What this task involves » Search the data for the string "true", and report each line where it is found.

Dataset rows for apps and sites
'''

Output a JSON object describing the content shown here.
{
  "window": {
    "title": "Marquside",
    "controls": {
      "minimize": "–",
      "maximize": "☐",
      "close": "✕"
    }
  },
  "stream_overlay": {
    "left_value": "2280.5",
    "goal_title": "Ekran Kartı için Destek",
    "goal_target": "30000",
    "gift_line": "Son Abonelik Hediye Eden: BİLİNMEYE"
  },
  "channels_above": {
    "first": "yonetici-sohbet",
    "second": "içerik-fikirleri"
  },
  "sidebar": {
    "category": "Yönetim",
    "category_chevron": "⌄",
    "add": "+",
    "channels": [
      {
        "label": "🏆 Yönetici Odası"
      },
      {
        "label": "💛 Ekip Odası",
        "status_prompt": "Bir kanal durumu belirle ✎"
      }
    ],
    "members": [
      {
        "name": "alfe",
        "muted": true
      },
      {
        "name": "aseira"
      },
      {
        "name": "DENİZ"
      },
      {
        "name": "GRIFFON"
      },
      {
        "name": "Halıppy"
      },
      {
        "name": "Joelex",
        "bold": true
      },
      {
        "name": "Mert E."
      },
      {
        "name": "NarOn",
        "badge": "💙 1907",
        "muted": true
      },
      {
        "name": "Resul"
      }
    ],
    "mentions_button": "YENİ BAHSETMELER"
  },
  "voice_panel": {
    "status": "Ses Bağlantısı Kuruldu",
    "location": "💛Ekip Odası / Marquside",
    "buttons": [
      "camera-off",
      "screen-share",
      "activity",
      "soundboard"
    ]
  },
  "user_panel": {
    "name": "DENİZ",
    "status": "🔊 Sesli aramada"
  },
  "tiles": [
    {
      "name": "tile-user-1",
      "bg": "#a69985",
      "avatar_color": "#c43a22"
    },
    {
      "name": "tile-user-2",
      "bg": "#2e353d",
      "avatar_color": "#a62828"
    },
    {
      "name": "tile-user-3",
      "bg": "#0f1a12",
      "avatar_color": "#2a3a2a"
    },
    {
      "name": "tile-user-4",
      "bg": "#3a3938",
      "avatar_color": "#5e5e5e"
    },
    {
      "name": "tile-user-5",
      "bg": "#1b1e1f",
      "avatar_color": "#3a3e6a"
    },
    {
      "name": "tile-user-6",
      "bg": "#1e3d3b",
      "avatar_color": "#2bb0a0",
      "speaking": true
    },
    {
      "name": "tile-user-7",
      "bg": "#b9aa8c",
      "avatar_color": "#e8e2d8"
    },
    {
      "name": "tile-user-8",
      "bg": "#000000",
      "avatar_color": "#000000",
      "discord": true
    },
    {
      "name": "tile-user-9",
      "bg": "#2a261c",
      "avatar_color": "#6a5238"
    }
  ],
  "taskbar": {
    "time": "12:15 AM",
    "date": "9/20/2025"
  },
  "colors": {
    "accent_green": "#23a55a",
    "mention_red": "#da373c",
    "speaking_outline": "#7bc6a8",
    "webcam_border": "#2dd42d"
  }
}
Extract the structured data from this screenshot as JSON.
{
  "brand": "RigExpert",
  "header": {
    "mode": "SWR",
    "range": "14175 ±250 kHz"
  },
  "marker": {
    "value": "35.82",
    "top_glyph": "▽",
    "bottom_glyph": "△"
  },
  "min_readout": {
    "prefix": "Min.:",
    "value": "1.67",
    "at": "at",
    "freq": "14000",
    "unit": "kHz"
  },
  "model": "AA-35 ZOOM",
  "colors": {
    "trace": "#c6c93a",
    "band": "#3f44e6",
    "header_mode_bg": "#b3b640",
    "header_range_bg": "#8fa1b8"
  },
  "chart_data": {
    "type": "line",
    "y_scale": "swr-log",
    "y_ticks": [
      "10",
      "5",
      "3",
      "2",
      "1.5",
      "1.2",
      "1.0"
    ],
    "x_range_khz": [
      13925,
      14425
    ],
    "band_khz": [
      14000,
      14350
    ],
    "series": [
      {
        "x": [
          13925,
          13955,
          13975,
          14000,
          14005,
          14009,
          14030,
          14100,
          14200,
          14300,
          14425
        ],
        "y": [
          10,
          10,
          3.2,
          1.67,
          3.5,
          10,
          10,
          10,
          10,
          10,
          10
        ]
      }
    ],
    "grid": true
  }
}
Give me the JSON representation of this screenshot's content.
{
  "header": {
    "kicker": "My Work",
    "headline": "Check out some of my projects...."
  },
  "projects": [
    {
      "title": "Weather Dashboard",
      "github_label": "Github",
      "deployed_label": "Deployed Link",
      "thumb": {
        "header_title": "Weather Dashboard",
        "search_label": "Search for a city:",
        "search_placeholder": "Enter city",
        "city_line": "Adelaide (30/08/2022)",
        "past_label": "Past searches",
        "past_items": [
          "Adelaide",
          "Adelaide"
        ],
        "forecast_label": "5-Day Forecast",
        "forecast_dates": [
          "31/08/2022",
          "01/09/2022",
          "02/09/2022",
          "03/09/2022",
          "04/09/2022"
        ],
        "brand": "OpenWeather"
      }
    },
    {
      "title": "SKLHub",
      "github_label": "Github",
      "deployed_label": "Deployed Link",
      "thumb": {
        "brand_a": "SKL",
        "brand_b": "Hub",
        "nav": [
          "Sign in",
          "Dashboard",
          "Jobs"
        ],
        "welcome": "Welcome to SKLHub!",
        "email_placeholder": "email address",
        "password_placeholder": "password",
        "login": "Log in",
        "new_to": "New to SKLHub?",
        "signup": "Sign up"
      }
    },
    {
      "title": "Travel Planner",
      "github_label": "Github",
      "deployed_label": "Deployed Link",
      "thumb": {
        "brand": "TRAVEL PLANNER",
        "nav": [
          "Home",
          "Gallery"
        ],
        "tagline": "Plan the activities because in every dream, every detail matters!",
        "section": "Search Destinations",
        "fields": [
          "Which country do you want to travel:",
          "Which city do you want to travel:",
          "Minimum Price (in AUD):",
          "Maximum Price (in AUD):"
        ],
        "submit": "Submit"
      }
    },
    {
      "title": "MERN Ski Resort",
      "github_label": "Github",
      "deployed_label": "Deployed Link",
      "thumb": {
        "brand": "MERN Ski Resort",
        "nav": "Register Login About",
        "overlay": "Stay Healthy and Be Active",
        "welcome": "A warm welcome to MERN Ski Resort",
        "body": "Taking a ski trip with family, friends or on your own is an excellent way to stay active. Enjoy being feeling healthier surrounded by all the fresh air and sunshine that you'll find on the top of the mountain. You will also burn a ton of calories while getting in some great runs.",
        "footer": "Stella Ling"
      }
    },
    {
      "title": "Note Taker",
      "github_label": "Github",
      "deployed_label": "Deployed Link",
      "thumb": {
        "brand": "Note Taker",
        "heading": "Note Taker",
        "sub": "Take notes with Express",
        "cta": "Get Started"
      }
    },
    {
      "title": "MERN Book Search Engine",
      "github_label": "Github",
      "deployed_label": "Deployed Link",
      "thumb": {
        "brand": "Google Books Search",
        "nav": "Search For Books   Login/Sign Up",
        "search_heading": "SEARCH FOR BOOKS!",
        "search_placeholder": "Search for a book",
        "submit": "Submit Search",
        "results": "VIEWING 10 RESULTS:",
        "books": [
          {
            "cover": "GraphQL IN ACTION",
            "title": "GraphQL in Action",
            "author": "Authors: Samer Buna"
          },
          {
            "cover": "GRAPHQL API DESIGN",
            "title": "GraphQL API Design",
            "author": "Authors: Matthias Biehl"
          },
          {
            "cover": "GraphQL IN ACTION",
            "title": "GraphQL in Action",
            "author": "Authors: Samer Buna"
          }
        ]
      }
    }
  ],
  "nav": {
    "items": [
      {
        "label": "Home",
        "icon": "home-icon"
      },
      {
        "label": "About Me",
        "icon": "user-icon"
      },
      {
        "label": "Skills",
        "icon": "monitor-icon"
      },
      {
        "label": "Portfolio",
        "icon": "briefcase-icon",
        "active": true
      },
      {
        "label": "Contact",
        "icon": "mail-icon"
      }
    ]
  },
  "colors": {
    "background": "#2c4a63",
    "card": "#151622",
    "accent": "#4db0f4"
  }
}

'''

Task response »
        "muted": true
        "bold": true
        "muted": true
      "speaking": true
      "discord": true
    "grid": true
        "active": true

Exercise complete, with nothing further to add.